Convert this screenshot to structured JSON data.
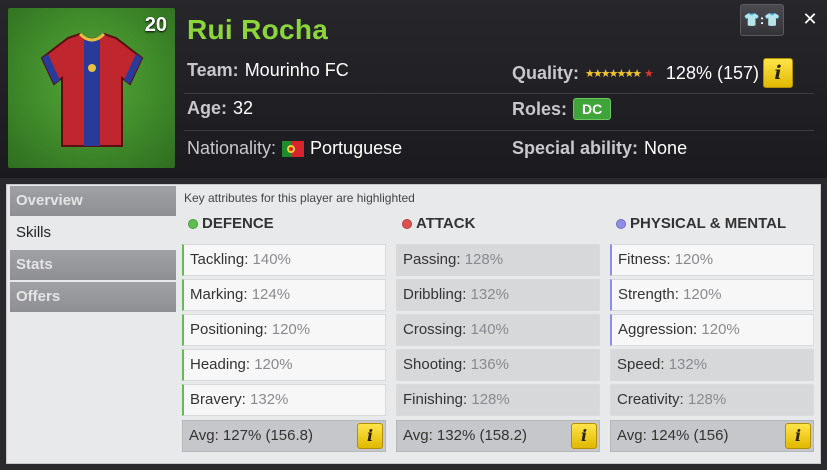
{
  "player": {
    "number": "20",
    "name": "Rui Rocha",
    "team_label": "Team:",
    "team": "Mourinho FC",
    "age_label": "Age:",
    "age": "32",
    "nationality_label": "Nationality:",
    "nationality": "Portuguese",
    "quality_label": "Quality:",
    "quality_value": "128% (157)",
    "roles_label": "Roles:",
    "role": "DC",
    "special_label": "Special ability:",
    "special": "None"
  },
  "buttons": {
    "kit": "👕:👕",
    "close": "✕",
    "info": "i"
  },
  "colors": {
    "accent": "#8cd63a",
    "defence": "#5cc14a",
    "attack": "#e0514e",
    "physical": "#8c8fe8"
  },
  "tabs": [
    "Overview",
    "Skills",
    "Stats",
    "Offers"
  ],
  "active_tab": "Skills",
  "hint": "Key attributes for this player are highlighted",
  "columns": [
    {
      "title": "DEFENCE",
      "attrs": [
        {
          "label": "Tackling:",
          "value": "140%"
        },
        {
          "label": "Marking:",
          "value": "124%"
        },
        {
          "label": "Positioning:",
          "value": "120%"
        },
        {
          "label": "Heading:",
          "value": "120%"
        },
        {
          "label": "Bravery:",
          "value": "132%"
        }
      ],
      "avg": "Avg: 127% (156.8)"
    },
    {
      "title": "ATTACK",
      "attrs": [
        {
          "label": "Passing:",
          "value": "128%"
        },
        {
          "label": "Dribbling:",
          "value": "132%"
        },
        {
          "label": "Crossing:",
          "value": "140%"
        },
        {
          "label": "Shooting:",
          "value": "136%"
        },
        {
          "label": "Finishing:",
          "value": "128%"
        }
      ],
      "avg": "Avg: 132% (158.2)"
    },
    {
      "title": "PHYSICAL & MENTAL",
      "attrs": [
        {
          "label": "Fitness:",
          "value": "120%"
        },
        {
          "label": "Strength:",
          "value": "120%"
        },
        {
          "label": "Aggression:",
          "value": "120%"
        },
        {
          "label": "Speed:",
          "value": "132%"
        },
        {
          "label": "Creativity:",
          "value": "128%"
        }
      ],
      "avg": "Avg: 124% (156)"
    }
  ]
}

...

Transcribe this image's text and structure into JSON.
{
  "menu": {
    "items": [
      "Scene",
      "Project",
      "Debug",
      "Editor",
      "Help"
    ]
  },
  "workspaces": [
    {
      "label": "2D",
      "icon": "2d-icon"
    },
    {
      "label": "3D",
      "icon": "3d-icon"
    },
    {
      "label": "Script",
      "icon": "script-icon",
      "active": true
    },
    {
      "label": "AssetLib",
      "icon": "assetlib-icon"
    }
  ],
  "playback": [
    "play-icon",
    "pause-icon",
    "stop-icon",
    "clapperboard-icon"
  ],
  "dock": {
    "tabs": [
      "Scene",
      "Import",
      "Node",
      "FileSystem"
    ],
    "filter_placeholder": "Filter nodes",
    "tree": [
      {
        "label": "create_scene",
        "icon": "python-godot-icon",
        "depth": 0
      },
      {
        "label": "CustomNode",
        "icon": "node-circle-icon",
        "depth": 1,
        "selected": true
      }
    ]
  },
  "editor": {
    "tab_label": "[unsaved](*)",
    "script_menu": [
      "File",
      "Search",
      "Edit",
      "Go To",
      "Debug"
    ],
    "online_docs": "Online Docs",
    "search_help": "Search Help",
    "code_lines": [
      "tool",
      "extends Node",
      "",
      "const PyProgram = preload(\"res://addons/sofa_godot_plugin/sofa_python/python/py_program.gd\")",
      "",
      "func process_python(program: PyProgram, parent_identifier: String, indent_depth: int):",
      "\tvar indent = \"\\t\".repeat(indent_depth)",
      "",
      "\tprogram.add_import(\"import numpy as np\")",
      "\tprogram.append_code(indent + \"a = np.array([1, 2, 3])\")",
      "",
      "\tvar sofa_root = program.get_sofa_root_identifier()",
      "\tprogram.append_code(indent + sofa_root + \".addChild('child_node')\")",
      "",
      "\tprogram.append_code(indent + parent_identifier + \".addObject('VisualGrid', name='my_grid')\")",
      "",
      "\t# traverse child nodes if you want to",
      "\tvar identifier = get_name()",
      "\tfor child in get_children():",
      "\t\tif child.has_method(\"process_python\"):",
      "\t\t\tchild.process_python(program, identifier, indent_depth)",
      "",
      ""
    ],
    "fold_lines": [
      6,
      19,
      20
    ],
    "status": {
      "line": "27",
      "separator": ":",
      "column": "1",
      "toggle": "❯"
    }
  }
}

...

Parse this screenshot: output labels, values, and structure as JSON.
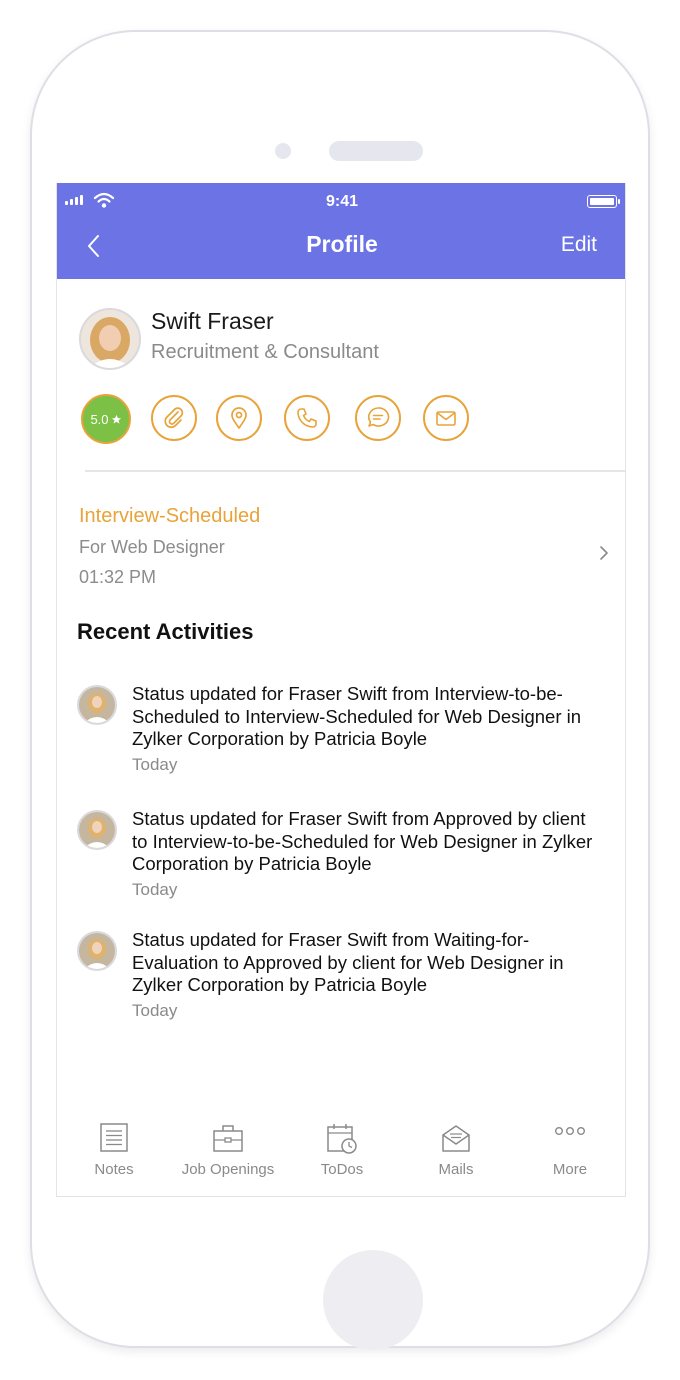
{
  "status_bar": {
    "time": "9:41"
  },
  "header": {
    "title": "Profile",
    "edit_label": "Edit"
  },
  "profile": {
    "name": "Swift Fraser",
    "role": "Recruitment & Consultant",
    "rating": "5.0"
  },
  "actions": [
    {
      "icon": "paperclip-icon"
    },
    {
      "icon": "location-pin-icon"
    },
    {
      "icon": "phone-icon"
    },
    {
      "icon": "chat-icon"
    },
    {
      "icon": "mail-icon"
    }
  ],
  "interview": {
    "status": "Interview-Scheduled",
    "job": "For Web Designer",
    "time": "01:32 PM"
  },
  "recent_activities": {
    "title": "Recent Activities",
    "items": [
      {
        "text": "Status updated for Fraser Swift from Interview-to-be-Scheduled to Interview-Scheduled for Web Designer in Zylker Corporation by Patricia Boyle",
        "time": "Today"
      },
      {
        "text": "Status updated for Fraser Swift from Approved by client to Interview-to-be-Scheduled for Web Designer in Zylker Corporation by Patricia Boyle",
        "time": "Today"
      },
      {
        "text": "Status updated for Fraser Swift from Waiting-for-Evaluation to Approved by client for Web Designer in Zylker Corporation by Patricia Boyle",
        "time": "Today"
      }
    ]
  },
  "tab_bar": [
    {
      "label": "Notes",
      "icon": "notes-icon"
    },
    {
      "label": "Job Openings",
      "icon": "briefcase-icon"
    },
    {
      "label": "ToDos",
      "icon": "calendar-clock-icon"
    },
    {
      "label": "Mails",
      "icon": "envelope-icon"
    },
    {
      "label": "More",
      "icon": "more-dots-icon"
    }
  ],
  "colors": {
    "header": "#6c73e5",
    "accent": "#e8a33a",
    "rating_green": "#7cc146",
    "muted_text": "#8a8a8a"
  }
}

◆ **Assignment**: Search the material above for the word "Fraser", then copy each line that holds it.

◆ **Answer section**:
    "name": "Swift Fraser",
        "text": "Status updated for Fraser Swift from Interview-to-be-Scheduled to Interview-Scheduled for Web Designer in Zylker Corporation by Patricia Boyle",
        "text": "Status updated for Fraser Swift from Approved by client to Interview-to-be-Scheduled for Web Designer in Zylker Corporation by Patricia Boyle",
        "text": "Status updated for Fraser Swift from Waiting-for-Evaluation to Approved by client for Web Designer in Zylker Corporation by Patricia Boyle",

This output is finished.